The removal of Aspergers Syndrome from the DSM where there are now Autistic Spectrum Disorders. With this topic I go both ways in some regards. Aspergers Syndrome is commonly refereed to a less severe version of Autism or high-functioning Autism in some cases, I don’t like this and never have. When you say your child has high-functioning Autism you are implying that most Autism is low-functioning- I think with the symptoms that would normally classify you for a diagnosis of Aspergers Syndrome now falling on the Autistic Spectrum many more people will use terms like high-functioning and low-functioning to determine where the person falls on the spectrum. I prefer terms in severity, duration, and intensity that have less stigma attached to it.
Another big issue the change in grief or bereavement in the diagnosis of Major Depressive Disorder. Prior to the DSM 5 bereavement was an excluding factor, meaning that if you had the symptoms of Major Depressive Disorder for 2 weeks or more you could not meet the criteria on a bereavement exclusion. There are a couple things that could over ride this that I didn’t learn about until reading this from a post on World of Psychology:

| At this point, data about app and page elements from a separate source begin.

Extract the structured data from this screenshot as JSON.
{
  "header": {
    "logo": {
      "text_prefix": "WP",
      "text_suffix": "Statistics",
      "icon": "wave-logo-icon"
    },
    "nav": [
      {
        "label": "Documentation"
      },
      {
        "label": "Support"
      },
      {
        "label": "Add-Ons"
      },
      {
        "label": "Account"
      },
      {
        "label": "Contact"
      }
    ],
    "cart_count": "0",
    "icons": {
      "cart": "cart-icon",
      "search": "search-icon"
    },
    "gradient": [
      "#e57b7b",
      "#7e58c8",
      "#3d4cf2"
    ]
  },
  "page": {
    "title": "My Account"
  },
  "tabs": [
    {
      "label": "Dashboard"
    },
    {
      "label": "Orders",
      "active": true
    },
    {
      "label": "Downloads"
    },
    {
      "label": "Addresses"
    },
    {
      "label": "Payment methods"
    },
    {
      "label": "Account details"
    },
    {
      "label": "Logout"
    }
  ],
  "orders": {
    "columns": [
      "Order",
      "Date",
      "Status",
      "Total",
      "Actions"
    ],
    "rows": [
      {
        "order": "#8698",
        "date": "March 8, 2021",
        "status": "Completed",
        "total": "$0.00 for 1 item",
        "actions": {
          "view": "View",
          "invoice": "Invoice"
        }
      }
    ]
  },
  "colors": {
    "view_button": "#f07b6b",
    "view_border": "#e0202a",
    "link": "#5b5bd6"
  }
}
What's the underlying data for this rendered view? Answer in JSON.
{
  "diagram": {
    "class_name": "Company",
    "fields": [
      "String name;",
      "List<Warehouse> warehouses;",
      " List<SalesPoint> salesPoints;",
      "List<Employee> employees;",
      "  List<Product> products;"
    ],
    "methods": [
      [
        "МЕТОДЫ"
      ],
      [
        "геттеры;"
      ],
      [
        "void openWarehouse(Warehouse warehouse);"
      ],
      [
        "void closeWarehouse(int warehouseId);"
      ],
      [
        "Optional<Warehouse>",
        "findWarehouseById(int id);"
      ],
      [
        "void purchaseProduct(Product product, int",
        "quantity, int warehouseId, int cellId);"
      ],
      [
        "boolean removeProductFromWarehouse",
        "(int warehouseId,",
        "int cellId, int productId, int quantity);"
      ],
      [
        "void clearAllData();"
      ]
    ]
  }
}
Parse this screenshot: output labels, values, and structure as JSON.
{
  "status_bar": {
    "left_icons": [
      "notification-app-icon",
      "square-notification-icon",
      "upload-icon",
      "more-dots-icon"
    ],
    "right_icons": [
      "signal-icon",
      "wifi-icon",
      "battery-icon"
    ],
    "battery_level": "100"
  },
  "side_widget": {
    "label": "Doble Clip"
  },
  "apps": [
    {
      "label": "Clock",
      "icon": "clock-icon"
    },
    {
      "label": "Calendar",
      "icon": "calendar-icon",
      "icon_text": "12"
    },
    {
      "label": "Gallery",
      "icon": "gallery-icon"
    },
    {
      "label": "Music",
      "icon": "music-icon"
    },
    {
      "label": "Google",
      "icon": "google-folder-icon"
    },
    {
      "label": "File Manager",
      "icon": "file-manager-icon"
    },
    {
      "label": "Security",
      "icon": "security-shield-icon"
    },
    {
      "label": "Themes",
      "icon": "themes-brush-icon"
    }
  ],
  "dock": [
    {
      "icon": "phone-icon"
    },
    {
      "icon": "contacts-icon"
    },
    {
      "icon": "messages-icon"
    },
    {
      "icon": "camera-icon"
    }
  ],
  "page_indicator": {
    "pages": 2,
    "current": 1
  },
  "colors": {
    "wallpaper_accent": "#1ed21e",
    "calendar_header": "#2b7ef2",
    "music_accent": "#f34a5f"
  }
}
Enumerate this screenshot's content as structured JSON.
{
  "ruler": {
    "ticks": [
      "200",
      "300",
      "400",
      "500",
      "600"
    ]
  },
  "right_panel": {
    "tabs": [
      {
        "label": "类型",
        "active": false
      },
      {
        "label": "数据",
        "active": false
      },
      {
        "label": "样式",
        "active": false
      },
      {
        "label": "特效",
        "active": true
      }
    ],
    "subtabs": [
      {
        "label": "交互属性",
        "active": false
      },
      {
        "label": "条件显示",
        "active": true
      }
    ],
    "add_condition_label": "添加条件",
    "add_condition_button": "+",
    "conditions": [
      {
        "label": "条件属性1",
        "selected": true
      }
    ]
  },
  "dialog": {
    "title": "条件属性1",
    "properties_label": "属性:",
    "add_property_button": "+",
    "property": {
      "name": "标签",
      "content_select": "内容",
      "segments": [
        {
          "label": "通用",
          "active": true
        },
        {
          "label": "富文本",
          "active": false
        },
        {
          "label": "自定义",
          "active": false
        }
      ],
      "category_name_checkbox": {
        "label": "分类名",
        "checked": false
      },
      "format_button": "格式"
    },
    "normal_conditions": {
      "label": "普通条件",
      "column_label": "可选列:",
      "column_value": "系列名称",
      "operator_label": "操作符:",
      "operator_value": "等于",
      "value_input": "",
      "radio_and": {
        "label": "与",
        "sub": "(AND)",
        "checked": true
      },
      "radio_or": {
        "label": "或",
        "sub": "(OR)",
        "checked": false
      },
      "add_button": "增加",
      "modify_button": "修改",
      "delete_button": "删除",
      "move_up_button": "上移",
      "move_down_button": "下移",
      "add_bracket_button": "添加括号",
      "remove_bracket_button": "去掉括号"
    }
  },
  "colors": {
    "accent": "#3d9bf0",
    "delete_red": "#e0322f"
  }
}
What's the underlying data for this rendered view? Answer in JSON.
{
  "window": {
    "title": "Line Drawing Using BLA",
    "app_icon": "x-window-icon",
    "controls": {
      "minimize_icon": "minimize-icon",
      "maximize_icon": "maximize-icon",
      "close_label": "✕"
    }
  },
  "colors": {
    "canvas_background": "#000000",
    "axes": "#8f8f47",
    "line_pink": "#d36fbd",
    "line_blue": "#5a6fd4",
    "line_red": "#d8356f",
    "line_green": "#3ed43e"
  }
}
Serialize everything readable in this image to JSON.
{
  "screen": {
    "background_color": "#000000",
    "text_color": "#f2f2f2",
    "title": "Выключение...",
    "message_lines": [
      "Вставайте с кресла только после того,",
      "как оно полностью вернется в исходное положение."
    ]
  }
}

An exception could be made only in certain cases; for example, if the patient were psychotic, suicidal, or severely impaired
I think allowing bereavement to be added is a positive step. I believe some people who may have a predisposition to Depression may get their illness triggered by a loss, in a similar way drug use can trigger schizophrenia in people who are predisposed. Also bereavement affects everyone different, you can tell by the quote above some reactions that can happen. Also many people need therapy services when dealing with the loss of a loved one and just because you get a Depression diagnosis doesn’t mean you have to take medication it could get you eligible for counseling services that may not be covered unless you have a diagnosis.
I am happy about the removal of Gender Identity Disorder from the manual this year and think it’s a great step for the LGBT community, especially youth who are more susceptible to be diagnosed and treated for this disorder.
I approve of gambling being added into the section on Addictive Disorders, I have seen first hand the damage a gambling addiction can have on people and am glad with the addition people more people will be treated and covered my insurance. Some people fear with this inclusion of an addiction being based on a behavior that eventually other behaviors will be added like internet addiction or video game addiction- I am not sure if this will happen or not but people should focus on the now rather than speculating about the future. If the internet or video gaming becomes a prevalent and disabling addiction that it may be added at a latter point and I think both those descriptions can apply to gambling addiction.
I have talked in a prior post about my views on the addition of Disruptive Mood Dysregulation Disorder (DMDD) to stop or redirect childhood bipolar diagnosis, I also talk about the personality disorders not being changed at this time and a little about the changes in the Autistic Spectrum.